The required output is all lines below that contain the word "Recognition".
*** Source data ***
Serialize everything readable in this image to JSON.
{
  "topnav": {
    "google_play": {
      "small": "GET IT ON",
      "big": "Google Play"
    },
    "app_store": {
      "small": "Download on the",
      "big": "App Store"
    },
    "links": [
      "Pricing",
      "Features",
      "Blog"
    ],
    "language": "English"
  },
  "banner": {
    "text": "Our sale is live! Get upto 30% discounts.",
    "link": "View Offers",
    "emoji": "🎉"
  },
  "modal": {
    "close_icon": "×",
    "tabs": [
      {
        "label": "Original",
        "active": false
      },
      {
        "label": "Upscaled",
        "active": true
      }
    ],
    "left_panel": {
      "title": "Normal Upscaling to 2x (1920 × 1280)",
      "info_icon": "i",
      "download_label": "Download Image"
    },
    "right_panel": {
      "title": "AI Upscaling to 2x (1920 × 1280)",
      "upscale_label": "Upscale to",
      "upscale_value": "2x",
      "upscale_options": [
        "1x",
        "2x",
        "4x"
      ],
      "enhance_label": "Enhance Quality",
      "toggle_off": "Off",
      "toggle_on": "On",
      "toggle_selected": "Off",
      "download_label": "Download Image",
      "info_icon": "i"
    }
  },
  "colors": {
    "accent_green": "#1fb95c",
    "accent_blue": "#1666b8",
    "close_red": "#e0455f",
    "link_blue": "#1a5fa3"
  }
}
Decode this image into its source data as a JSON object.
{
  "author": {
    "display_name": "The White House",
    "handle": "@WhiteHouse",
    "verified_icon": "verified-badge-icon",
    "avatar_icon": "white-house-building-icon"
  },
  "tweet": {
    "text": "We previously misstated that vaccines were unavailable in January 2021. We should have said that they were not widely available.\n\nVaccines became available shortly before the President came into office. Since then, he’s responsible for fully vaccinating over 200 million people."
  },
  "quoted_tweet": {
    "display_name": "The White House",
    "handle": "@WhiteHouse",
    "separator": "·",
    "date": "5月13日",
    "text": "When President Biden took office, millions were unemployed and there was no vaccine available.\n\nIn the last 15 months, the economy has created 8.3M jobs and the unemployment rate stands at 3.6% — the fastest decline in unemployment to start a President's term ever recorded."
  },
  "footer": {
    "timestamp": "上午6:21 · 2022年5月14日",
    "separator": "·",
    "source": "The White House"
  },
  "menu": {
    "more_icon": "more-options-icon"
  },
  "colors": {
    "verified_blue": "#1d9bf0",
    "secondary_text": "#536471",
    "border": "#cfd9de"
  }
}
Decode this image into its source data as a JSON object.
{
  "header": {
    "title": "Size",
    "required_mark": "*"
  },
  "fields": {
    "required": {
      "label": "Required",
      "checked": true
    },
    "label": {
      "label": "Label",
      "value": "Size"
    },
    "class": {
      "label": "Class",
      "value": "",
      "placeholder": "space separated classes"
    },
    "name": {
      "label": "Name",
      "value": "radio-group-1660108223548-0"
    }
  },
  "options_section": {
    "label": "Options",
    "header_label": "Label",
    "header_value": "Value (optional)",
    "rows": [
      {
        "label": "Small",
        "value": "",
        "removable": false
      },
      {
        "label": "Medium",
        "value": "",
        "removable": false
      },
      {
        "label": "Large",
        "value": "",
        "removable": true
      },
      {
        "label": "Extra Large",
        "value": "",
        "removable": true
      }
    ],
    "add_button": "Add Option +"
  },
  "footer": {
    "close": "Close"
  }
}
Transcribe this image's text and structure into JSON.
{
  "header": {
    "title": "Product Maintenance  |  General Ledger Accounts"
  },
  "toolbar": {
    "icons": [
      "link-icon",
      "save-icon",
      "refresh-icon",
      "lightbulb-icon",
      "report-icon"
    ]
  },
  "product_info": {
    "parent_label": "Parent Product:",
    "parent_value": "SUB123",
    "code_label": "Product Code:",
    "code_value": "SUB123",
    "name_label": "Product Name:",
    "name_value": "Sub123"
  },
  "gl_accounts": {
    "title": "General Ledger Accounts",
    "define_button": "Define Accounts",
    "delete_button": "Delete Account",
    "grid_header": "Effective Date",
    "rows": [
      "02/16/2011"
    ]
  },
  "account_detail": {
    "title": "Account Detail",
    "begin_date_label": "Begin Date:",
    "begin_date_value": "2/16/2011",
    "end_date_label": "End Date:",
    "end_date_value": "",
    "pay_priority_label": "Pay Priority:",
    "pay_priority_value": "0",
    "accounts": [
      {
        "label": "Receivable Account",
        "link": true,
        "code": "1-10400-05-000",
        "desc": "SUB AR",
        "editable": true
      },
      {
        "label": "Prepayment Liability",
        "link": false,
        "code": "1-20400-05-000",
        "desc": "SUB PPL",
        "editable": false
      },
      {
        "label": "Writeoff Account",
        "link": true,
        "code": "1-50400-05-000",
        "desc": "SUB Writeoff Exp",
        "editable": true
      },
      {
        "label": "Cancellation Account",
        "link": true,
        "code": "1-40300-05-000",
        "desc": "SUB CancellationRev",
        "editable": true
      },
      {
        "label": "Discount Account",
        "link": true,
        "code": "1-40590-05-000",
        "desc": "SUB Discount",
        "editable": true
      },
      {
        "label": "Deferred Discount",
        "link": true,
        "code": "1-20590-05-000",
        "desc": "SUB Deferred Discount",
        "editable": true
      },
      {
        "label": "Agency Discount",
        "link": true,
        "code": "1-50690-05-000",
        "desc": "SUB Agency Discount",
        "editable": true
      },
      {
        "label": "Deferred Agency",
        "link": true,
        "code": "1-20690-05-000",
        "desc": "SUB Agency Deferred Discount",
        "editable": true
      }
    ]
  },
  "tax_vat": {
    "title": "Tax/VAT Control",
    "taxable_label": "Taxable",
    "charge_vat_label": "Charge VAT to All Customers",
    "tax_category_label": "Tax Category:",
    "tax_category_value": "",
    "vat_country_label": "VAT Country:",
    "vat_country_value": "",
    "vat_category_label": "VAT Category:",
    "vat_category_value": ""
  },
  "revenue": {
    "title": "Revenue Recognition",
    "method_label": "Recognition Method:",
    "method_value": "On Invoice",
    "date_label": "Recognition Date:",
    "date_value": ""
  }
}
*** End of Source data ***
▶ Response to this task
    "title": "Revenue Recognition",
    "method_label": "Recognition Method:",
    "date_label": "Recognition Date:",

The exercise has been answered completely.